Items from an interface collection
>>

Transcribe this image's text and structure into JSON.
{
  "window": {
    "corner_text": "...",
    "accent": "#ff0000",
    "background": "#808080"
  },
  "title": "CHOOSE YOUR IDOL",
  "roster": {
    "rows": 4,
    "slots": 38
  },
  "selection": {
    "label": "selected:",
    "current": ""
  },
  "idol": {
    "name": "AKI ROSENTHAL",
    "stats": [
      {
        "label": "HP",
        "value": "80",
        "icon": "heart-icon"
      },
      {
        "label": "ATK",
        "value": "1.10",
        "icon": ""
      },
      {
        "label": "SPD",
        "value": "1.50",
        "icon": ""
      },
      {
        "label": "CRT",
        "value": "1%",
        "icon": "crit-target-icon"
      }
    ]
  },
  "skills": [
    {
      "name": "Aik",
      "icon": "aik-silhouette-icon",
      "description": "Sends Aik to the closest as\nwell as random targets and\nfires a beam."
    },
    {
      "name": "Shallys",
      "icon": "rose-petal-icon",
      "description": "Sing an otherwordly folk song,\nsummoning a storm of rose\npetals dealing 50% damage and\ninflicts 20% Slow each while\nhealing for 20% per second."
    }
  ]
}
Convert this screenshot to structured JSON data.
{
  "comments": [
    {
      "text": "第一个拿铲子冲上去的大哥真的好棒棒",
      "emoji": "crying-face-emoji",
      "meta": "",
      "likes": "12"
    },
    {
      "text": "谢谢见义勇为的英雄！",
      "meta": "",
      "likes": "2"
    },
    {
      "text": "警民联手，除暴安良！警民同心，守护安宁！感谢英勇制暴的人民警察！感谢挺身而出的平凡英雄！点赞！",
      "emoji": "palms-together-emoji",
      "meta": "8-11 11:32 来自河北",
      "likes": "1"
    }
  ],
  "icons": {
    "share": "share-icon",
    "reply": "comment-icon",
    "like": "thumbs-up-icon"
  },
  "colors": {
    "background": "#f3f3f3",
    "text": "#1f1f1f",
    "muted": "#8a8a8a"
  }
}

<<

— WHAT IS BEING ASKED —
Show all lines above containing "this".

— RESPONSE TO THE TASK —
Transcribe this image's text and structure into JSON.
Convert this screenshot to structured JSON data.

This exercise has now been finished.